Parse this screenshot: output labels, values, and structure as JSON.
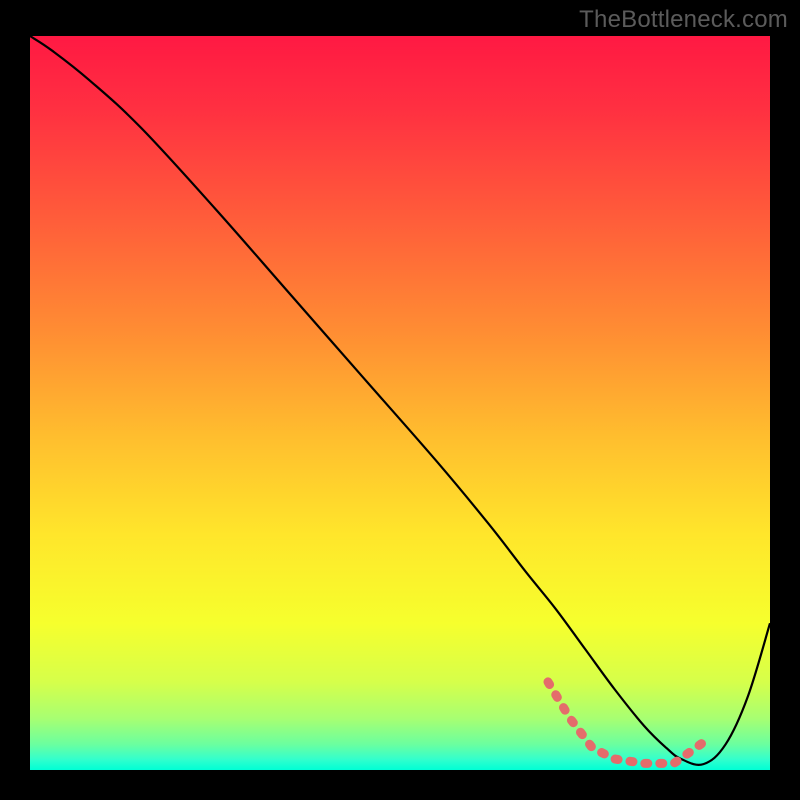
{
  "watermark": "TheBottleneck.com",
  "colors": {
    "black_border": "#000000",
    "curve": "#000000",
    "pink_segment": "#e46c6b",
    "gradient": [
      {
        "offset": 0.0,
        "color": "#ff1943"
      },
      {
        "offset": 0.1,
        "color": "#ff3041"
      },
      {
        "offset": 0.25,
        "color": "#ff5d3a"
      },
      {
        "offset": 0.4,
        "color": "#ff8c33"
      },
      {
        "offset": 0.55,
        "color": "#ffbf2e"
      },
      {
        "offset": 0.68,
        "color": "#ffe62b"
      },
      {
        "offset": 0.8,
        "color": "#f6ff2d"
      },
      {
        "offset": 0.88,
        "color": "#d6ff4a"
      },
      {
        "offset": 0.93,
        "color": "#a7ff72"
      },
      {
        "offset": 0.965,
        "color": "#6bff9f"
      },
      {
        "offset": 0.985,
        "color": "#34ffcc"
      },
      {
        "offset": 1.0,
        "color": "#00ffd5"
      }
    ]
  },
  "chart_data": {
    "type": "line",
    "title": "",
    "xlabel": "",
    "ylabel": "",
    "xlim": [
      0,
      100
    ],
    "ylim": [
      0,
      100
    ],
    "grid": false,
    "legend": false,
    "series": [
      {
        "name": "curve",
        "x": [
          0,
          3,
          8,
          15,
          25,
          35,
          45,
          55,
          62,
          67,
          71,
          75,
          79,
          83,
          86,
          88,
          91,
          94,
          97,
          100
        ],
        "y": [
          100,
          98,
          94,
          87.5,
          76.5,
          65,
          53.5,
          42,
          33.5,
          27,
          22,
          16.5,
          11,
          6,
          3,
          1.5,
          0.8,
          3.5,
          10,
          20
        ]
      }
    ],
    "highlight": {
      "name": "pink-segment",
      "x_start": 70,
      "x_end": 92,
      "y_approx": 1.0
    }
  }
}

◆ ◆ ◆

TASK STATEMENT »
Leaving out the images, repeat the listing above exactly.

REPLY »
Parse this screenshot: output labels, values, and structure as JSON.
{
  "watermark": "TheBottleneck.com",
  "colors": {
    "black_border": "#000000",
    "curve": "#000000",
    "pink_segment": "#e46c6b",
    "gradient": [
      {
        "offset": 0.0,
        "color": "#ff1943"
      },
      {
        "offset": 0.1,
        "color": "#ff3041"
      },
      {
        "offset": 0.25,
        "color": "#ff5d3a"
      },
      {
        "offset": 0.4,
        "color": "#ff8c33"
      },
      {
        "offset": 0.55,
        "color": "#ffbf2e"
      },
      {
        "offset": 0.68,
        "color": "#ffe62b"
      },
      {
        "offset": 0.8,
        "color": "#f6ff2d"
      },
      {
        "offset": 0.88,
        "color": "#d6ff4a"
      },
      {
        "offset": 0.93,
        "color": "#a7ff72"
      },
      {
        "offset": 0.965,
        "color": "#6bff9f"
      },
      {
        "offset": 0.985,
        "color": "#34ffcc"
      },
      {
        "offset": 1.0,
        "color": "#00ffd5"
      }
    ]
  },
  "chart_data": {
    "type": "line",
    "title": "",
    "xlabel": "",
    "ylabel": "",
    "xlim": [
      0,
      100
    ],
    "ylim": [
      0,
      100
    ],
    "grid": false,
    "legend": false,
    "series": [
      {
        "name": "curve",
        "x": [
          0,
          3,
          8,
          15,
          25,
          35,
          45,
          55,
          62,
          67,
          71,
          75,
          79,
          83,
          86,
          88,
          91,
          94,
          97,
          100
        ],
        "y": [
          100,
          98,
          94,
          87.5,
          76.5,
          65,
          53.5,
          42,
          33.5,
          27,
          22,
          16.5,
          11,
          6,
          3,
          1.5,
          0.8,
          3.5,
          10,
          20
        ]
      }
    ],
    "highlight": {
      "name": "pink-segment",
      "x_start": 70,
      "x_end": 92,
      "y_approx": 1.0
    }
  }
}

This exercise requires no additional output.